* [WORK TO BE COMPLETED] Would you copy the entries that follow exactly, leaving out every picture?

--------------------

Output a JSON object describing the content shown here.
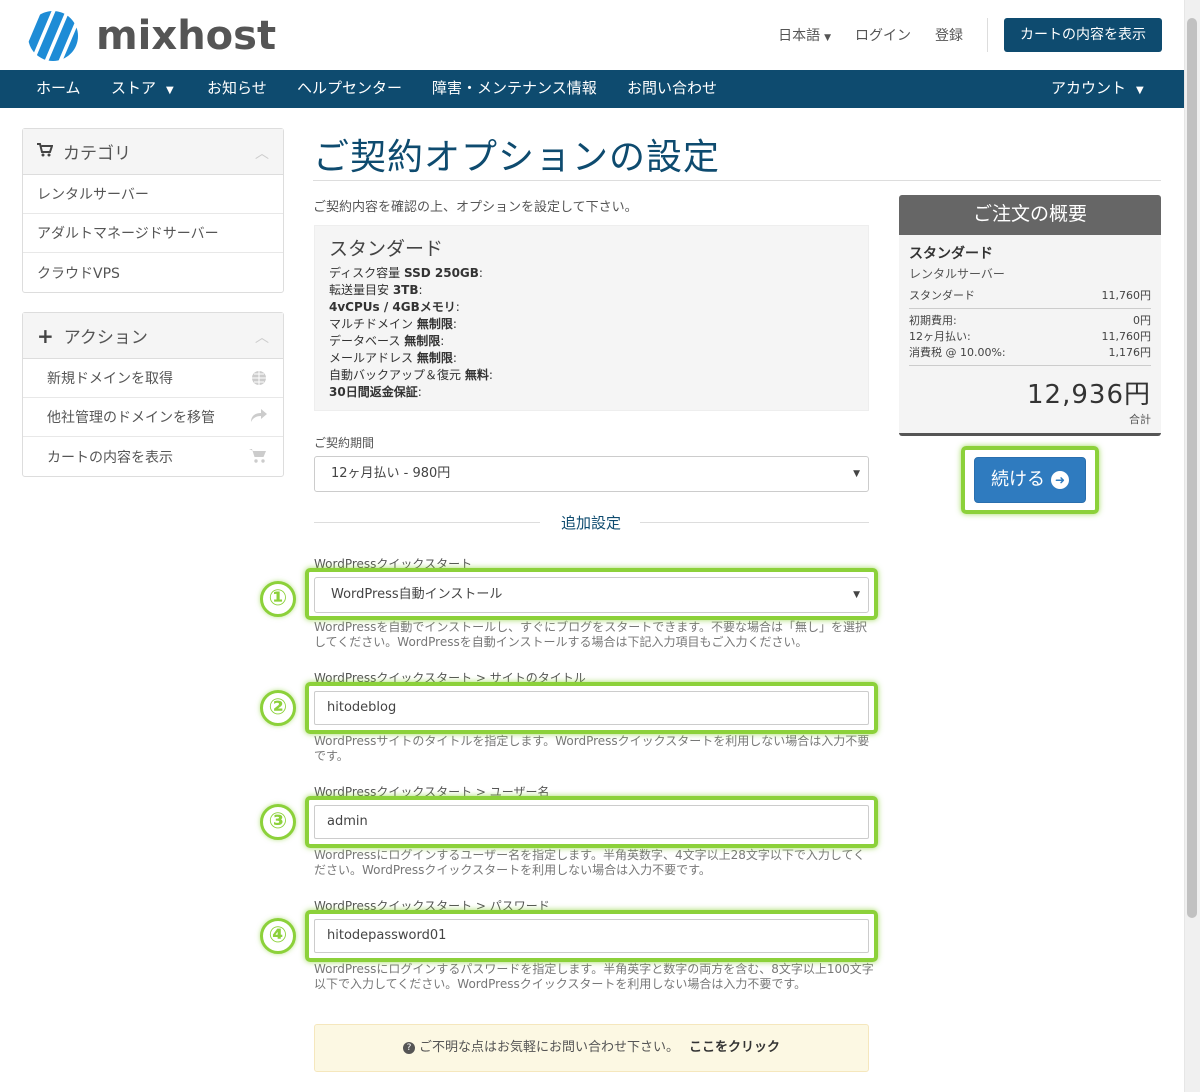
{
  "header": {
    "logo_text": "mixhost",
    "language": "日本語",
    "login": "ログイン",
    "register": "登録",
    "cart_button": "カートの内容を表示"
  },
  "nav": {
    "items": [
      "ホーム",
      "ストア",
      "お知らせ",
      "ヘルプセンター",
      "障害・メンテナンス情報",
      "お問い合わせ"
    ],
    "account": "アカウント"
  },
  "sidebar": {
    "categories": {
      "title": "カテゴリ",
      "items": [
        "レンタルサーバー",
        "アダルトマネージドサーバー",
        "クラウドVPS"
      ]
    },
    "actions": {
      "title": "アクション",
      "items": [
        "新規ドメインを取得",
        "他社管理のドメインを移管",
        "カートの内容を表示"
      ]
    }
  },
  "main": {
    "title": "ご契約オプションの設定",
    "intro": "ご契約内容を確認の上、オプションを設定して下さい。",
    "plan": {
      "name": "スタンダード",
      "specs": [
        {
          "label": "ディスク容量 ",
          "value": "SSD 250GB",
          "suffix": ":"
        },
        {
          "label": "転送量目安 ",
          "value": "3TB",
          "suffix": ":"
        },
        {
          "label": "",
          "value": "4vCPUs / 4GBメモリ",
          "suffix": ":"
        },
        {
          "label": "マルチドメイン ",
          "value": "無制限",
          "suffix": ":"
        },
        {
          "label": "データベース ",
          "value": "無制限",
          "suffix": ":"
        },
        {
          "label": "メールアドレス ",
          "value": "無制限",
          "suffix": ":"
        },
        {
          "label": "自動バックアップ＆復元 ",
          "value": "無料",
          "suffix": ":"
        },
        {
          "label": "",
          "value": "30日間返金保証",
          "suffix": ":"
        }
      ]
    },
    "billing_label": "ご契約期間",
    "billing_value": "12ヶ月払い - 980円",
    "additional_settings": "追加設定",
    "wp_quickstart": {
      "label": "WordPressクイックスタート",
      "value": "WordPress自動インストール",
      "help": "WordPressを自動でインストールし、すぐにブログをスタートできます。不要な場合は「無し」を選択してください。WordPressを自動インストールする場合は下記入力項目もご入力ください。"
    },
    "site_title": {
      "label": "WordPressクイックスタート > サイトのタイトル",
      "value": "hitodeblog",
      "help": "WordPressサイトのタイトルを指定します。WordPressクイックスタートを利用しない場合は入力不要です。"
    },
    "username": {
      "label": "WordPressクイックスタート > ユーザー名",
      "value": "admin",
      "help": "WordPressにログインするユーザー名を指定します。半角英数字、4文字以上28文字以下で入力してください。WordPressクイックスタートを利用しない場合は入力不要です。"
    },
    "password": {
      "label": "WordPressクイックスタート > パスワード",
      "value": "hitodepassword01",
      "help": "WordPressにログインするパスワードを指定します。半角英字と数字の両方を含む、8文字以上100文字以下で入力してください。WordPressクイックスタートを利用しない場合は入力不要です。"
    },
    "notice_text": "ご不明な点はお気軽にお問い合わせ下さい。",
    "notice_link": "ここをクリック",
    "annotations": [
      "①",
      "②",
      "③",
      "④"
    ]
  },
  "summary": {
    "title": "ご注文の概要",
    "plan": "スタンダード",
    "category": "レンタルサーバー",
    "line_label": "スタンダード",
    "line_value": "11,760円",
    "setup_label": "初期費用:",
    "setup_value": "0円",
    "monthly_label": "12ヶ月払い:",
    "monthly_value": "11,760円",
    "tax_label": "消費税 @ 10.00%:",
    "tax_value": "1,176円",
    "total": "12,936円",
    "total_label": "合計",
    "continue_button": "続ける"
  },
  "colors": {
    "brand": "#0e4b6f",
    "highlight": "#8cd13a",
    "button": "#2f7bbf"
  }
}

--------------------

* [ANSWER SPACE]
Output a JSON object describing the content shown here.
{
  "header": {
    "logo_text": "mixhost",
    "language": "日本語",
    "login": "ログイン",
    "register": "登録",
    "cart_button": "カートの内容を表示"
  },
  "nav": {
    "items": [
      "ホーム",
      "ストア",
      "お知らせ",
      "ヘルプセンター",
      "障害・メンテナンス情報",
      "お問い合わせ"
    ],
    "account": "アカウント"
  },
  "sidebar": {
    "categories": {
      "title": "カテゴリ",
      "items": [
        "レンタルサーバー",
        "アダルトマネージドサーバー",
        "クラウドVPS"
      ]
    },
    "actions": {
      "title": "アクション",
      "items": [
        "新規ドメインを取得",
        "他社管理のドメインを移管",
        "カートの内容を表示"
      ]
    }
  },
  "main": {
    "title": "ご契約オプションの設定",
    "intro": "ご契約内容を確認の上、オプションを設定して下さい。",
    "plan": {
      "name": "スタンダード",
      "specs": [
        {
          "label": "ディスク容量 ",
          "value": "SSD 250GB",
          "suffix": ":"
        },
        {
          "label": "転送量目安 ",
          "value": "3TB",
          "suffix": ":"
        },
        {
          "label": "",
          "value": "4vCPUs / 4GBメモリ",
          "suffix": ":"
        },
        {
          "label": "マルチドメイン ",
          "value": "無制限",
          "suffix": ":"
        },
        {
          "label": "データベース ",
          "value": "無制限",
          "suffix": ":"
        },
        {
          "label": "メールアドレス ",
          "value": "無制限",
          "suffix": ":"
        },
        {
          "label": "自動バックアップ＆復元 ",
          "value": "無料",
          "suffix": ":"
        },
        {
          "label": "",
          "value": "30日間返金保証",
          "suffix": ":"
        }
      ]
    },
    "billing_label": "ご契約期間",
    "billing_value": "12ヶ月払い - 980円",
    "additional_settings": "追加設定",
    "wp_quickstart": {
      "label": "WordPressクイックスタート",
      "value": "WordPress自動インストール",
      "help": "WordPressを自動でインストールし、すぐにブログをスタートできます。不要な場合は「無し」を選択してください。WordPressを自動インストールする場合は下記入力項目もご入力ください。"
    },
    "site_title": {
      "label": "WordPressクイックスタート > サイトのタイトル",
      "value": "hitodeblog",
      "help": "WordPressサイトのタイトルを指定します。WordPressクイックスタートを利用しない場合は入力不要です。"
    },
    "username": {
      "label": "WordPressクイックスタート > ユーザー名",
      "value": "admin",
      "help": "WordPressにログインするユーザー名を指定します。半角英数字、4文字以上28文字以下で入力してください。WordPressクイックスタートを利用しない場合は入力不要です。"
    },
    "password": {
      "label": "WordPressクイックスタート > パスワード",
      "value": "hitodepassword01",
      "help": "WordPressにログインするパスワードを指定します。半角英字と数字の両方を含む、8文字以上100文字以下で入力してください。WordPressクイックスタートを利用しない場合は入力不要です。"
    },
    "notice_text": "ご不明な点はお気軽にお問い合わせ下さい。",
    "notice_link": "ここをクリック",
    "annotations": [
      "①",
      "②",
      "③",
      "④"
    ]
  },
  "summary": {
    "title": "ご注文の概要",
    "plan": "スタンダード",
    "category": "レンタルサーバー",
    "line_label": "スタンダード",
    "line_value": "11,760円",
    "setup_label": "初期費用:",
    "setup_value": "0円",
    "monthly_label": "12ヶ月払い:",
    "monthly_value": "11,760円",
    "tax_label": "消費税 @ 10.00%:",
    "tax_value": "1,176円",
    "total": "12,936円",
    "total_label": "合計",
    "continue_button": "続ける"
  },
  "colors": {
    "brand": "#0e4b6f",
    "highlight": "#8cd13a",
    "button": "#2f7bbf"
  }
}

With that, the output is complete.